Additionally, the German military leaders’ decision to include improved communications in its armored vehicles presented operational opportunities denied to the French army. This provided German maneuver commanders rapid “on the spot” decision-making, with subordinate commanders using initiative in taking advantage of fleeting opportunities such as Gen. Heinz Guderian and his Panzerkorps crossing of the Meuse River. The French army’s preference for World War I landline communications and runners simply prevented the French army from responding timely to the ever-changing threat posed by German forces on the battlefield.
Case Red challenges the popular myth of French military incompetence and cowardice by reminding the reader that the French army fought bravely and was successful at the Battles of Hannut, Moncornet, and Stonne, to name a few. The French army also capably covered the British retreat to and evacuation from Dunkirk. The bravery of French soldiers and airmen was constantly on display throughout the campaign but undone by the lack of adequate firepower, logistics, and airpower. The real tragedy is that French leaders concluded the outcome early on but continued to squander their soldiers’ lives as they had done a generation earlier.
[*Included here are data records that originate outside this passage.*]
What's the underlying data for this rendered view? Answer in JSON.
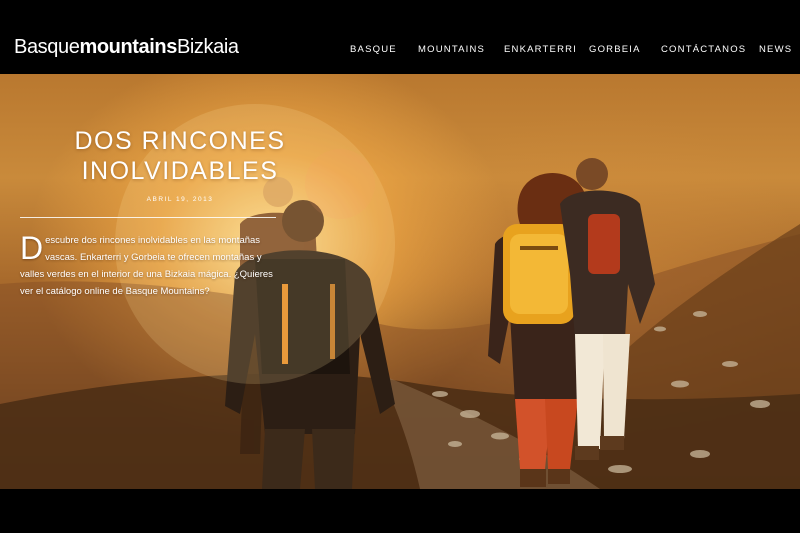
{
  "header": {
    "logo_light": "Basque",
    "logo_bold": "mountains",
    "logo_end": "Bizkaia"
  },
  "nav": {
    "items": [
      {
        "label": "BASQUE"
      },
      {
        "label": "MOUNTAINS"
      },
      {
        "label": "ENKARTERRI"
      },
      {
        "label": "GORBEIA"
      },
      {
        "label": "CONTÁCTANOS"
      },
      {
        "label": "NEWS"
      }
    ]
  },
  "hero": {
    "title_line1": "DOS RINCONES",
    "title_line2": "INOLVIDABLES",
    "date": "ABRIL 19, 2013",
    "dropcap": "D",
    "body": "escubre dos rincones inolvidables en las montañas vascas. Enkarterri y Gorbeia te ofrecen montañas y valles verdes en el interior de una Bizkaia mágica. ¿Quieres ver el catálogo online de Basque Mountains?"
  }
}
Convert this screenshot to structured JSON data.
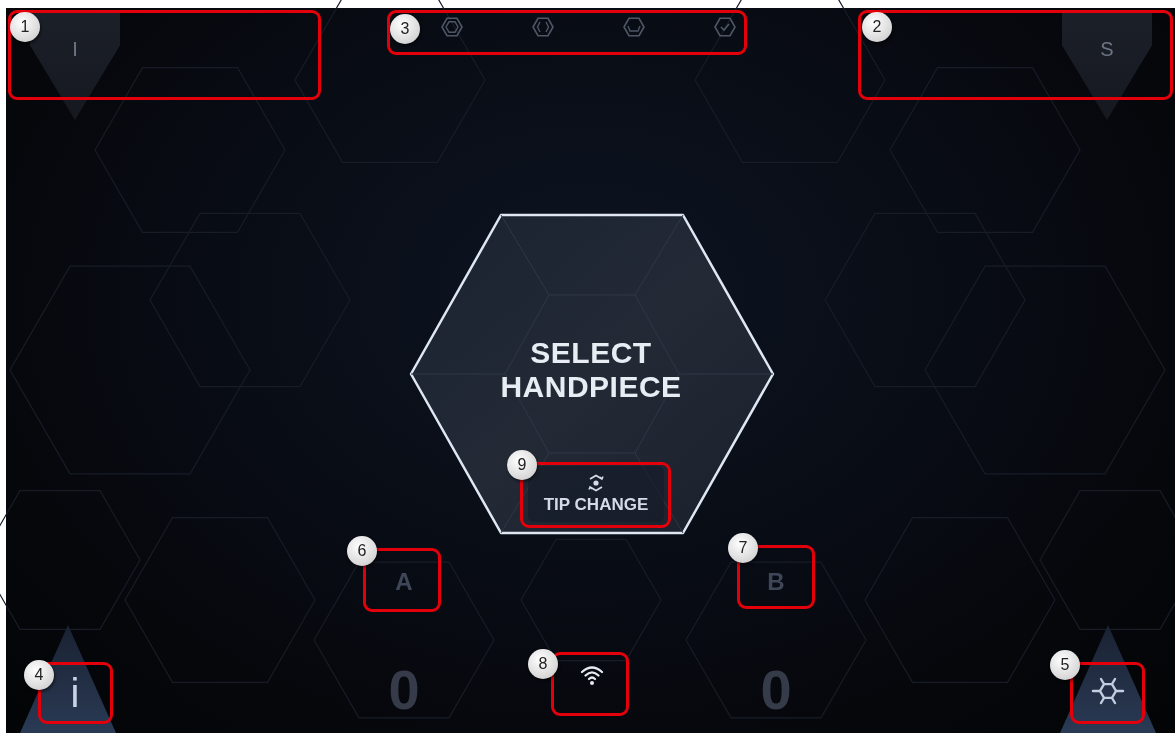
{
  "top_left_tab": {
    "label": "I",
    "callout": "1"
  },
  "top_right_tab": {
    "label": "S",
    "callout": "2"
  },
  "steps": {
    "callout": "3",
    "items": [
      {
        "kind": "ring"
      },
      {
        "kind": "brackets"
      },
      {
        "kind": "cup"
      },
      {
        "kind": "check"
      }
    ]
  },
  "center": {
    "title": "SELECT HANDPIECE",
    "tip_change": {
      "label": "TIP CHANGE",
      "callout": "9"
    }
  },
  "channels": [
    {
      "label": "A",
      "count": "0",
      "callout": "6"
    },
    {
      "label": "B",
      "count": "0",
      "callout": "7"
    }
  ],
  "info_button": {
    "label": "i",
    "callout": "4"
  },
  "wifi": {
    "callout": "8"
  },
  "settings_button": {
    "callout": "5"
  }
}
While Forczyk is commendable in describing major engagements in sufficient detail, there is little regarding French operational-level military strategy during the campaign beyond its initial defense plans in May 1940. The use of unit abbreviations and too few maps interrupts the flow of reading at times. Case Red serves as a warning to nations that equate technological superiority with combat readiness or those that make the assumption that time will be available to build and to improve military capabilities. The French hubris from victory in World War I, overreliance on coalition warfare, and failure to ensure timely fielding of new military equipment resulted in its humiliating defeat in 1940. Case Red is highly recommended for anyone interested in the study of the fall of France, the French army, or the war in Western Europe. It would make a great addition to Lloyd Clark’s Blitzkrieg.
Book Review written by: Jesse McIntyre III, Fort Leavenworth, Kansas